Bent 10, Young 68
Fabio Capello’s line-up continued to mould the ‘evolution’ of England – two sitting midfielders to provide a defensive buffer whilst the three players in front cater for the lone frontman. Of the two that sat in front of the back four, Jack Wilshere was given his full England debut alongside captain for the night Frank Lampard and acquitted himself ably, despite the role having a somewhat stifling grip on his attacking capabilities.
It must be stressed that not only is this a position new to Wilshere, the responsibility such a position holds is overbearing for many, especially young players. His inexperience in the role was evident in the early exchanges. Christian Eriksen, the standout for the hosts, wandered in behind Wilshere without the attention of the Arsenal man. From there, Eriksen threaded ball into Nicklas Bendtner, only for Wilshere’s club-mate to be ruled offside. It was a warning shot of what was to come from Eriksen, as he occupied similar positions for much of the first half.
The pairing that started the game gave England fluidity. The ball was moved quickly and accurately in midfield, with Lampard and Wilshere more than often dictating the tempo of the game. The second half saw Scott Parker and Gareth Barry deployed in the axis of ‘2’ in the 4-2-3-1 system, and Denmark’s attacking threat diminished. Having hit the post in the first half, on top of forcing Joe Hart to save smartly with his legs, the Danes could only muster a Denis Rommedahl effort after the interval, a chance again created by Eriksen.
In the wide areas, both Theo Walcott and James Milner enhanced their claims for the respective places come the qualifying game with Wales next month. Walcott’s persistence earned England an immediate equaliser, as he wriggled past Simon Poulsen and squared for Darren Bent, who tapped in to round off a sequence of England passing as good as any for some time.
The introduction of Ashley Young ensured the game did not follow the template for international friendlies. Young emerged from the bench with a hunger that matched his talent, and the Aston Villa man relished the role he took up from Wayne Rooney. His energy, quick feet and aforementioned desire to impress lit up an area of the pitch prone to lifelessness in the latter stages of this type of game and deserved his calmly-dispatched winning goal. Glen Johnson had an iffy night – caught in possession just as much as he threatened in the opposition half – but his contribution for Young’s decisive goal was significant. The right-back preyed on a stray touch from Rommedahl and advanced before releasing the ball to an open Young at the edge of the box, allowing him to pick his spot beyond a fully-stretched Thomas Sorensen.

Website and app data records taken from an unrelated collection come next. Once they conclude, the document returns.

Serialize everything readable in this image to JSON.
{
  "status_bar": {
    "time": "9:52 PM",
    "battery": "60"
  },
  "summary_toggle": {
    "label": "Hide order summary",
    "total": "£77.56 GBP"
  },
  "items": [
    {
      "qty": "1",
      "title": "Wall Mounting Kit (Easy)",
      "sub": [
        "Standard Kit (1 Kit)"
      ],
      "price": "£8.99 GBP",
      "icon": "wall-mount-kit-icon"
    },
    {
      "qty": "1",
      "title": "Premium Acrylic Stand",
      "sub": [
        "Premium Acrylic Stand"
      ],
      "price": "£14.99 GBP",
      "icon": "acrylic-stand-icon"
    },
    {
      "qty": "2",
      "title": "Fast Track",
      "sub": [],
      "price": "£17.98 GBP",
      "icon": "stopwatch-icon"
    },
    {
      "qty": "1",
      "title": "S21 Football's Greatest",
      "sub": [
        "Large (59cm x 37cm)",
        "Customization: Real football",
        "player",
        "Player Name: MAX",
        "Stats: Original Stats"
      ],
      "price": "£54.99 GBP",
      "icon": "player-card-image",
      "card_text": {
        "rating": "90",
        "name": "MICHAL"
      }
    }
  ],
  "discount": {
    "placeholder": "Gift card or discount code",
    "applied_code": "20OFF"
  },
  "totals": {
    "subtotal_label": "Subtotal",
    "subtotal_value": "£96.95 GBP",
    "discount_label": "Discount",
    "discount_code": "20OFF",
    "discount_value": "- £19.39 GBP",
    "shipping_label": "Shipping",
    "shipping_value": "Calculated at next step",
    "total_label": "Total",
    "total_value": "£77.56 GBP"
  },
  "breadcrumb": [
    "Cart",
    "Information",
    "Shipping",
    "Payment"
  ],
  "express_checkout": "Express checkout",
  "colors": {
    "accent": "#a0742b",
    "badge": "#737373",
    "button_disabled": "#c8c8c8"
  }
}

Such are the manner of international friendlies that Capello will have a number of players available to him that were not to be risked for a midweek escapade away from home. Intrigue drifts towards England’s approach to that game, and the development of a system that showed signs of encouragement in Copenhagen. A compromise will be needed in the deep midfield area, particularly if England harbour ambitions of utilising the qualifying stage as the dress rehearsal for European Championships 2012, as opposed to approaching it as the menial chore of campaigns past.
With England tucked in behind Montenegro, benefitting from a game-in-hand, the opportunity is there to harvest this team into a balanced, industrious outfit out of the abyss that was World Cup humiliation. Capello has seen promise in the formation, and in a number of the new faces in the squad. Ironically, almost all of which fell on the disciplinarian’s axe as he ruthlessly trimmed his squad for the tournament last summer.
G Johnson – Dawson – Terry – A Cole
Lampard – Wilshere
Walcott – Rooney – Milner
46 – Young on for Rooney
46 – Barry on for Lampard
46 – Parker on for Wilshere
60 – Cahill on for Dawson
65 – Downing on for Walcott
81 – Baines on for Cole